• **PROBLEM STATEMENT**
Please reproduce the records below exactly, omitting any pictures they contain.

• **RECORDS FOR THIS TASK**
######

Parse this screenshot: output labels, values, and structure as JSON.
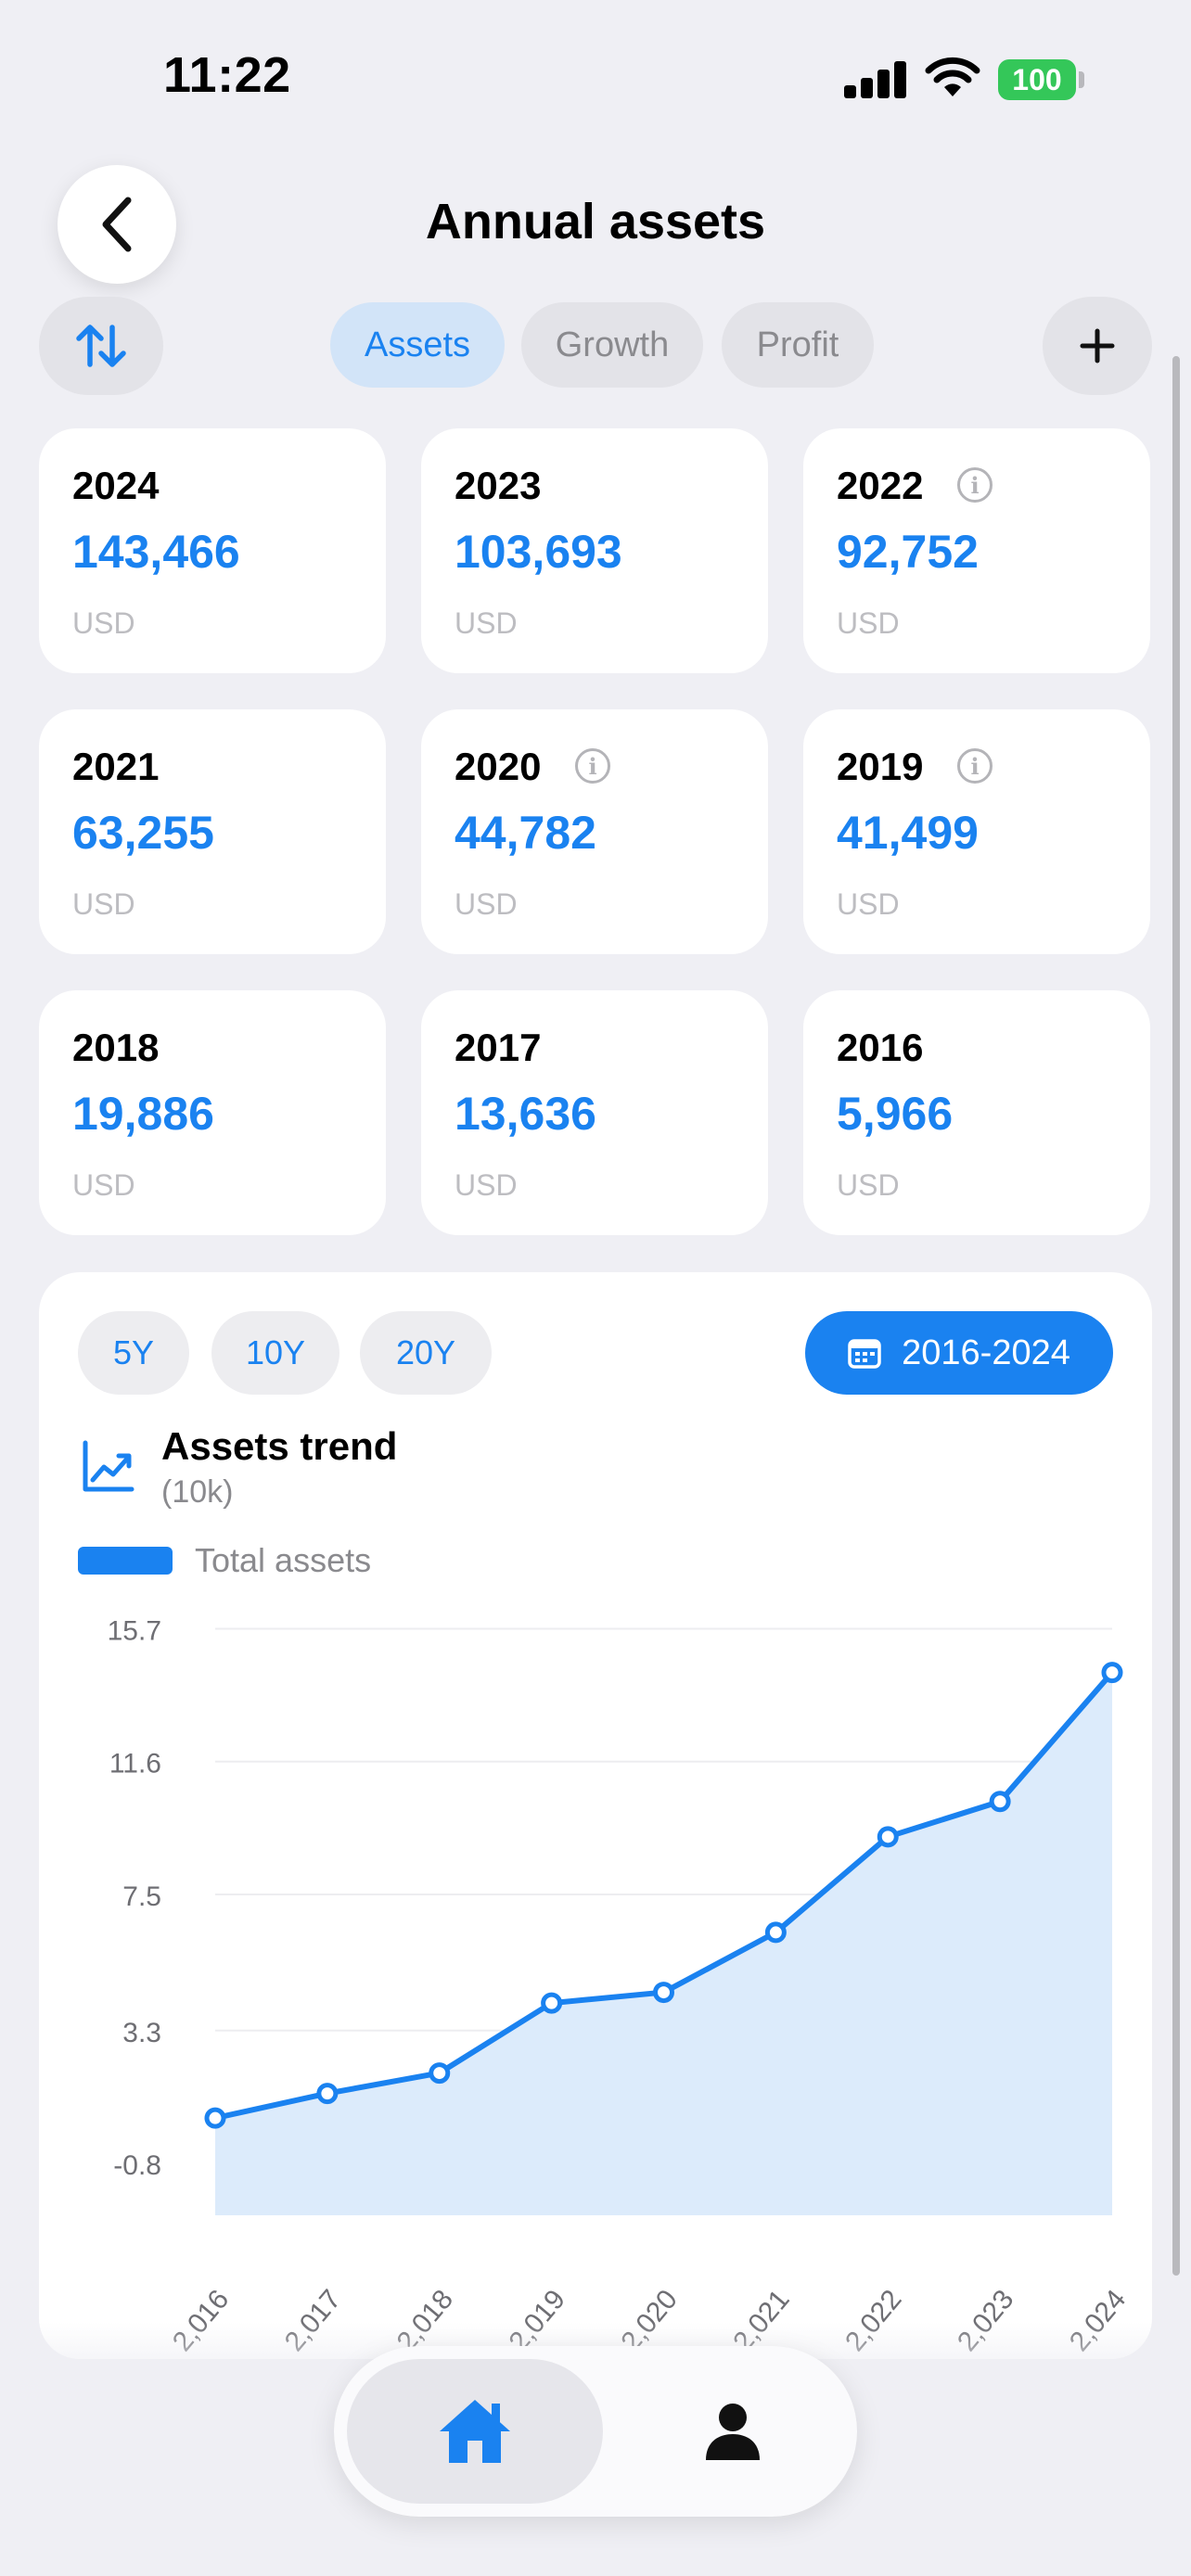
{
  "status": {
    "time": "11:22",
    "battery": "100"
  },
  "header": {
    "title": "Annual assets"
  },
  "toolbar": {
    "tabs": [
      {
        "label": "Assets",
        "selected": true
      },
      {
        "label": "Growth",
        "selected": false
      },
      {
        "label": "Profit",
        "selected": false
      }
    ]
  },
  "cards": [
    {
      "year": "2024",
      "value": "143,466",
      "unit": "USD",
      "info": false
    },
    {
      "year": "2023",
      "value": "103,693",
      "unit": "USD",
      "info": false
    },
    {
      "year": "2022",
      "value": "92,752",
      "unit": "USD",
      "info": true
    },
    {
      "year": "2021",
      "value": "63,255",
      "unit": "USD",
      "info": false
    },
    {
      "year": "2020",
      "value": "44,782",
      "unit": "USD",
      "info": true
    },
    {
      "year": "2019",
      "value": "41,499",
      "unit": "USD",
      "info": true
    },
    {
      "year": "2018",
      "value": "19,886",
      "unit": "USD",
      "info": false
    },
    {
      "year": "2017",
      "value": "13,636",
      "unit": "USD",
      "info": false
    },
    {
      "year": "2016",
      "value": "5,966",
      "unit": "USD",
      "info": false
    }
  ],
  "trend": {
    "ranges": [
      "5Y",
      "10Y",
      "20Y"
    ],
    "date_range": "2016-2024",
    "title": "Assets trend",
    "subtitle": "(10k)",
    "legend": "Total assets"
  },
  "chart_data": {
    "type": "area",
    "title": "Assets trend",
    "subtitle": "(10k)",
    "x": [
      "2,016",
      "2,017",
      "2,018",
      "2,019",
      "2,020",
      "2,021",
      "2,022",
      "2,023",
      "2,024"
    ],
    "series": [
      {
        "name": "Total assets",
        "values": [
          0.6,
          1.36,
          1.99,
          4.15,
          4.48,
          6.33,
          9.28,
          10.37,
          14.35
        ]
      }
    ],
    "yticks": [
      "15.7",
      "11.6",
      "7.5",
      "3.3",
      "-0.8"
    ],
    "ylim": [
      -2.4,
      16.4
    ],
    "grid": true,
    "legend_position": "top-left",
    "colors": {
      "line": "#1a82f0",
      "fill": "#dcebfb"
    }
  },
  "tabbar": {
    "items": [
      "home",
      "profile"
    ]
  }
}
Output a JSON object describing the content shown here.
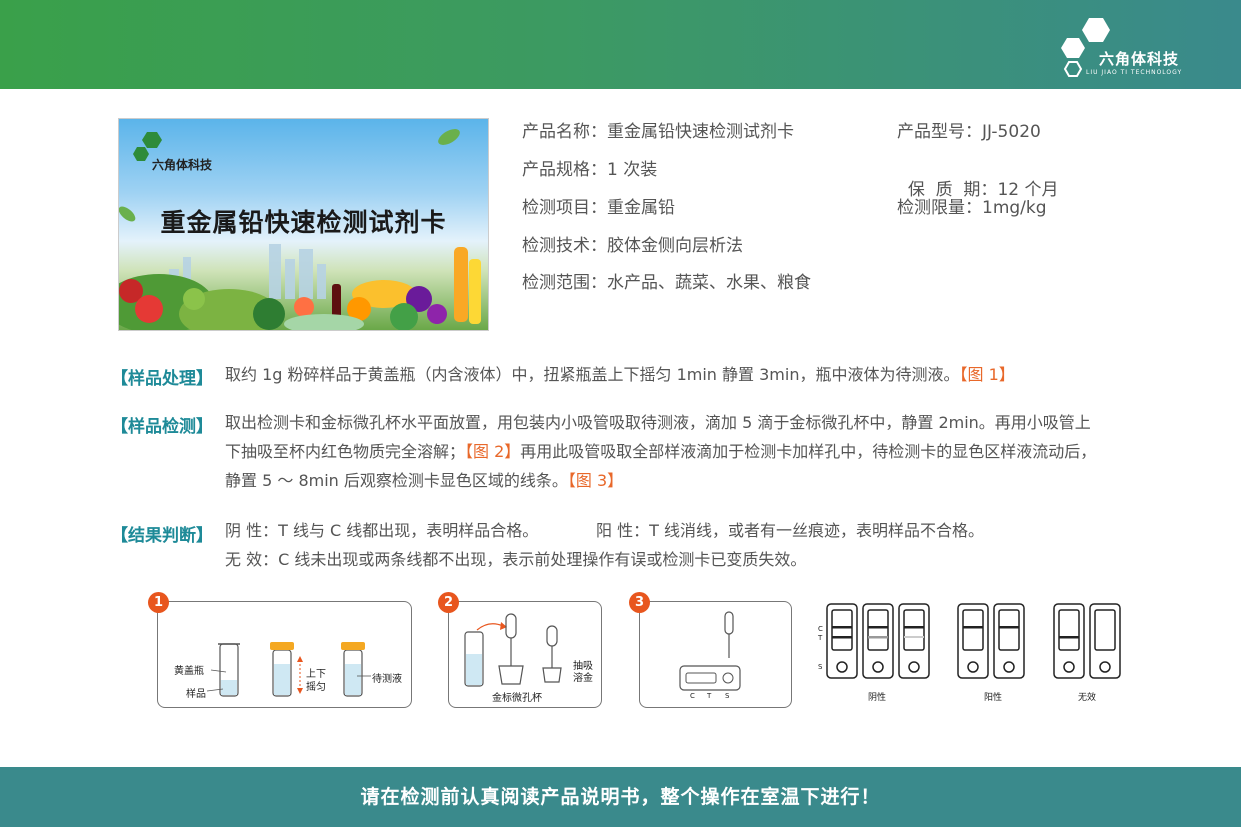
{
  "header": {
    "brand_name": "六角体科技",
    "brand_sub": "LIU JIAO TI TECHNOLOGY"
  },
  "banner": {
    "title": "重金属铅快速检测试剂卡",
    "brand_name": "六角体科技",
    "brand_sub": "LIU JIAO TI TECHNOLOGY"
  },
  "product": {
    "name_label": "产品名称：",
    "name": "重金属铅快速检测试剂卡",
    "model_label": "产品型号：",
    "model": "JJ-5020",
    "spec_label": "产品规格：",
    "spec": "1 次装",
    "shelf_label": "保  质  期：",
    "shelf": "12 个月",
    "item_label": "检测项目：",
    "item": "重金属铅",
    "limit_label": "检测限量：",
    "limit": "1mg/kg",
    "tech_label": "检测技术：",
    "tech": "胶体金侧向层析法",
    "scope_label": "检测范围：",
    "scope": "水产品、蔬菜、水果、粮食"
  },
  "sections": {
    "sample_prep": {
      "label": "【样品处理】",
      "text": "取约 1g 粉碎样品于黄盖瓶（内含液体）中，扭紧瓶盖上下摇匀 1min 静置 3min，瓶中液体为待测液。",
      "ref": "【图 1】"
    },
    "sample_test": {
      "label": "【样品检测】",
      "line1": "取出检测卡和金标微孔杯水平面放置，用包装内小吸管吸取待测液，滴加 5 滴于金标微孔杯中，静置 2min。再用小吸管上",
      "line2a": "下抽吸至杯内红色物质完全溶解；",
      "ref2": "【图 2】",
      "line2b": "再用此吸管吸取全部样液滴加于检测卡加样孔中，待检测卡的显色区样液流动后，",
      "line3": "静置 5 ～ 8min 后观察检测卡显色区域的线条。",
      "ref3": "【图 3】"
    },
    "result": {
      "label": "【结果判断】",
      "negative": "阴 性：T 线与 C 线都出现，表明样品合格。",
      "positive": "阳 性：T 线消线，或者有一丝痕迹，表明样品不合格。",
      "invalid": "无 效：C 线未出现或两条线都不出现，表示前处理操作有误或检测卡已变质失效。"
    }
  },
  "figures": {
    "fig1": {
      "num": "1",
      "bottle_label": "黄盖瓶",
      "sample_label": "样品",
      "shake_label1": "上下",
      "shake_label2": "摇匀",
      "liquid_label": "待测液"
    },
    "fig2": {
      "num": "2",
      "cup_label": "金标微孔杯",
      "draw_label1": "抽吸",
      "draw_label2": "溶金"
    },
    "fig3": {
      "num": "3",
      "c_mark": "C",
      "t_mark": "T",
      "s_mark": "S"
    },
    "results": {
      "c": "C",
      "t": "T",
      "s": "S",
      "negative": "阴性",
      "positive": "阳性",
      "invalid": "无效"
    }
  },
  "footer": {
    "text": "请在检测前认真阅读产品说明书，整个操作在室温下进行！"
  },
  "colors": {
    "header_start": "#3aa04a",
    "header_end": "#3a8a8c",
    "accent_teal": "#1e8a98",
    "ref_orange": "#e8682a",
    "badge": "#e8561e"
  }
}
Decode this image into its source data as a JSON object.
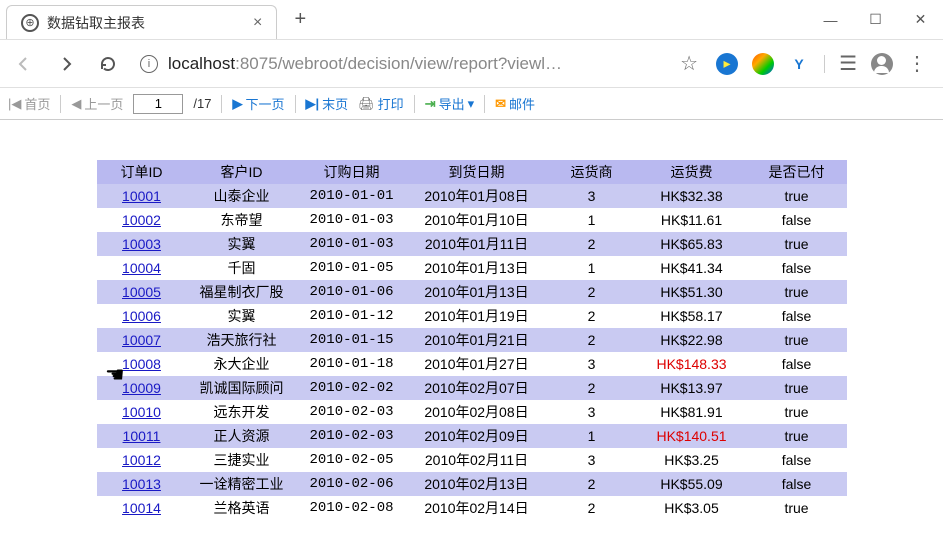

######

• **ANSWER TO THIS EXERCISE**
Parse this screenshot: output labels, values, and structure as JSON.
{
  "status": {
    "time": "11:22",
    "battery": "100"
  },
  "header": {
    "title": "Annual assets"
  },
  "toolbar": {
    "tabs": [
      {
        "label": "Assets",
        "selected": true
      },
      {
        "label": "Growth",
        "selected": false
      },
      {
        "label": "Profit",
        "selected": false
      }
    ]
  },
  "cards": [
    {
      "year": "2024",
      "value": "143,466",
      "unit": "USD",
      "info": false
    },
    {
      "year": "2023",
      "value": "103,693",
      "unit": "USD",
      "info": false
    },
    {
      "year": "2022",
      "value": "92,752",
      "unit": "USD",
      "info": true
    },
    {
      "year": "2021",
      "value": "63,255",
      "unit": "USD",
      "info": false
    },
    {
      "year": "2020",
      "value": "44,782",
      "unit": "USD",
      "info": true
    },
    {
      "year": "2019",
      "value": "41,499",
      "unit": "USD",
      "info": true
    },
    {
      "year": "2018",
      "value": "19,886",
      "unit": "USD",
      "info": false
    },
    {
      "year": "2017",
      "value": "13,636",
      "unit": "USD",
      "info": false
    },
    {
      "year": "2016",
      "value": "5,966",
      "unit": "USD",
      "info": false
    }
  ],
  "trend": {
    "ranges": [
      "5Y",
      "10Y",
      "20Y"
    ],
    "date_range": "2016-2024",
    "title": "Assets trend",
    "subtitle": "(10k)",
    "legend": "Total assets"
  },
  "chart_data": {
    "type": "area",
    "title": "Assets trend",
    "subtitle": "(10k)",
    "x": [
      "2,016",
      "2,017",
      "2,018",
      "2,019",
      "2,020",
      "2,021",
      "2,022",
      "2,023",
      "2,024"
    ],
    "series": [
      {
        "name": "Total assets",
        "values": [
          0.6,
          1.36,
          1.99,
          4.15,
          4.48,
          6.33,
          9.28,
          10.37,
          14.35
        ]
      }
    ],
    "yticks": [
      "15.7",
      "11.6",
      "7.5",
      "3.3",
      "-0.8"
    ],
    "ylim": [
      -2.4,
      16.4
    ],
    "grid": true,
    "legend_position": "top-left",
    "colors": {
      "line": "#1a82f0",
      "fill": "#dcebfb"
    }
  },
  "tabbar": {
    "items": [
      "home",
      "profile"
    ]
  }
}
Output a JSON object describing the content shown here.
{
  "header": {
    "brand_name": "六角体科技",
    "brand_sub": "LIU JIAO TI TECHNOLOGY"
  },
  "banner": {
    "title": "重金属铅快速检测试剂卡",
    "brand_name": "六角体科技",
    "brand_sub": "LIU JIAO TI TECHNOLOGY"
  },
  "product": {
    "name_label": "产品名称：",
    "name": "重金属铅快速检测试剂卡",
    "model_label": "产品型号：",
    "model": "JJ-5020",
    "spec_label": "产品规格：",
    "spec": "1 次装",
    "shelf_label": "保  质  期：",
    "shelf": "12 个月",
    "item_label": "检测项目：",
    "item": "重金属铅",
    "limit_label": "检测限量：",
    "limit": "1mg/kg",
    "tech_label": "检测技术：",
    "tech": "胶体金侧向层析法",
    "scope_label": "检测范围：",
    "scope": "水产品、蔬菜、水果、粮食"
  },
  "sections": {
    "sample_prep": {
      "label": "【样品处理】",
      "text": "取约 1g 粉碎样品于黄盖瓶（内含液体）中，扭紧瓶盖上下摇匀 1min 静置 3min，瓶中液体为待测液。",
      "ref": "【图 1】"
    },
    "sample_test": {
      "label": "【样品检测】",
      "line1": "取出检测卡和金标微孔杯水平面放置，用包装内小吸管吸取待测液，滴加 5 滴于金标微孔杯中，静置 2min。再用小吸管上",
      "line2a": "下抽吸至杯内红色物质完全溶解；",
      "ref2": "【图 2】",
      "line2b": "再用此吸管吸取全部样液滴加于检测卡加样孔中，待检测卡的显色区样液流动后，",
      "line3": "静置 5 ～ 8min 后观察检测卡显色区域的线条。",
      "ref3": "【图 3】"
    },
    "result": {
      "label": "【结果判断】",
      "negative": "阴 性：T 线与 C 线都出现，表明样品合格。",
      "positive": "阳 性：T 线消线，或者有一丝痕迹，表明样品不合格。",
      "invalid": "无 效：C 线未出现或两条线都不出现，表示前处理操作有误或检测卡已变质失效。"
    }
  },
  "figures": {
    "fig1": {
      "num": "1",
      "bottle_label": "黄盖瓶",
      "sample_label": "样品",
      "shake_label1": "上下",
      "shake_label2": "摇匀",
      "liquid_label": "待测液"
    },
    "fig2": {
      "num": "2",
      "cup_label": "金标微孔杯",
      "draw_label1": "抽吸",
      "draw_label2": "溶金"
    },
    "fig3": {
      "num": "3",
      "c_mark": "C",
      "t_mark": "T",
      "s_mark": "S"
    },
    "results": {
      "c": "C",
      "t": "T",
      "s": "S",
      "negative": "阴性",
      "positive": "阳性",
      "invalid": "无效"
    }
  },
  "footer": {
    "text": "请在检测前认真阅读产品说明书，整个操作在室温下进行！"
  },
  "colors": {
    "header_start": "#3aa04a",
    "header_end": "#3a8a8c",
    "accent_teal": "#1e8a98",
    "ref_orange": "#e8682a",
    "badge": "#e8561e"
  }
}
Decode this image into its source data as a JSON object.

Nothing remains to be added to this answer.